The Owls Head Transportation Museum relies on volunteers to fill a critical need at all of its events, from the airplane hangar and auto workshop.
The Owls Head Transportation Museum relies on volunteers to fill a critical need at all of its events, from the airplane hangar and auto workshop to the front lines of greeting and assisting visitors and working behind-the-scenes on a variety of projects.
And the Owls Head is typical of automotive museums across the country.
“Our dedicated skilled volunteers are the lifeblood of the museum,” said Niki Janczura, who coordinates volunteers for the Owls Head museum in Maine.
We did a quick survey and officials at the Gilmore Car Museum, the Kansas City Automotive Museum and the LeMay Museum all agreed that they depend on volunteers to help with vehicle care and maintenance, to serve as docent or gallery hosts, to lead educational tours and to work on committees, special events, in the administrative offices, in libraries and archives, and even with outdoor gardening and landscaping.
According to Janczura, Owls Head had 196 active volunteers who logged over 14,000 hours in 2014.
“We are lucky to have dedicated volunteers who choose to be here to support our mission, their shared love for vintage auto and airplanes, friendships and a sense of belonging,” said Janczura.
Volunteers at Owls Head typically spend between 20 to 35 hours a month working with the museum.
Brittany Williams and Fred Colgren, two of the volunteer coordinators for the Gilmore Car Museum said the museum has around 175 registered volunteers.
About 30 of them are what the Gilmore considers to be “full-time” volunteers, which means they are at the museum at least once a week, every week for their designated time and assigned area.

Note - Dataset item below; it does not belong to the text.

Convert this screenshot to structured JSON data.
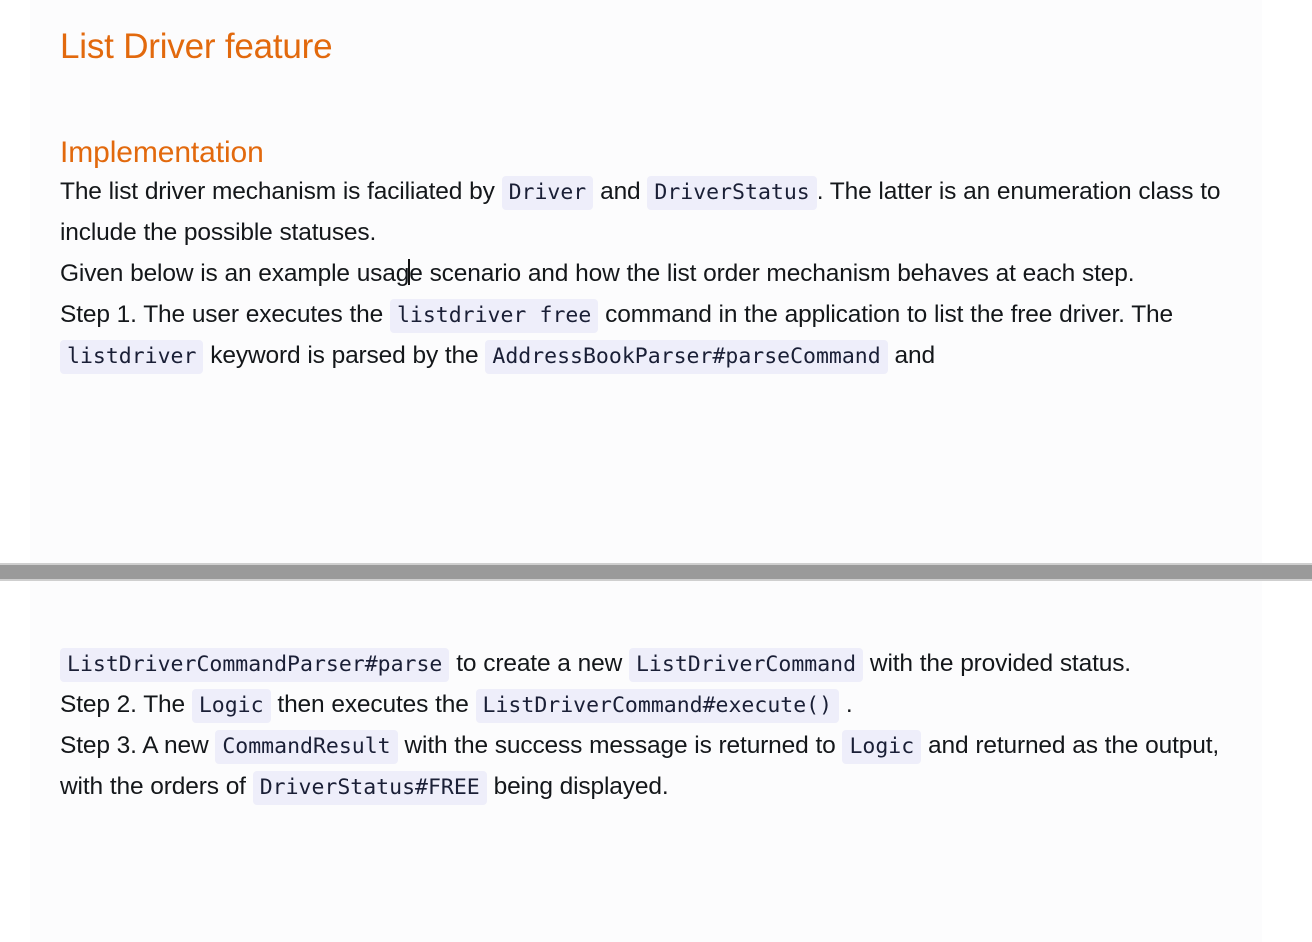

“The other volunteers we have are what we consider ‘reserve’ volunteers, or people who only work during the summer season when the museum is the busiest,” said Brittany Williams. “We also call on these volunteers throughout the year if a special project or event arises.”
Vreni of the Kansas City Automotive Museum told ClassicCars.com the Museum depends on 30 docents who rotate weekly.
“Of course, some are available more than others so it is not uncommon for us to have docents that are here an entire day twice a week and see others only on weekends,” Fernandez said
“On most days, we ask for at least 19 volunteers to cover two shifts and a tour,” said the LeMay Museum volunteer coordinator Jana Wennstorm.
“In addition, we may need more if private tours, school tours, or events are scheduled (we have a 15:1 ratio for tour guides) or if the Collection Management Crew is in that day (that is an extra dozen or so volunteers).”
“Event needs vary from event to event and those are always on top of what our typical daily needs are.”
Each museum is fortunate to have a lot of “self-recruiters” and a lot of current volunteers who refer prospects. According to Janczura, “finding enough skilled volunteers specific to airplane and automobile mechanics is challenging.”
Word of mouth is the LeMay’s best advertising as “current volunteers bring more to the recruitment than all of my other efforts combined,” Wennstorm said.
“The largest portion of our volunteer corps is made up of those that are of retirement age who are looking to invest their time in an organization they support,”said Brittany Williams from the Gilmore,“Our current volunteers are excellent when it comes to word-of-mouth and bringing additional people to the organization.”
For those who want to volunteer but don’t know anything about working in a museum or working with automotive, each museum offers some sort of training to get you by.
In the case of Owl Head, “volunteers receive training in each respective department.” Janczura said. “For example, the education department provides classes for our tour guides and Model T drivers. On-the-job training is also utilized with volunteers working alongside staff.”
“As far as training and orientation at this time, an incoming volunteer would work closely with another seasoned volunteer in the area they are interested in to learn what is expected of them as a volunteer here at the Gilmore,” said Brittany Williams.
“They would also work closely with department heads in the areas of library and archives, collections, and operations if those areas are of interest to them. Right now, Fred and I are in the process of revising our program and setting up more structured guidelines as far as personalized training and orientations go for specific areas of the museum.”
In Kansas City, volunteers go through a training that includes Kansas City automotive history, museum history, as well as museum policies and guidelines.
According to Wennstorm, at the LeMay, “volunteers get a general orientation, about two hours, and then area specific training for each volunteer position, which varies greatly depending on the task.”
The museum also offers training for voluneers in exhibits, safety and membership.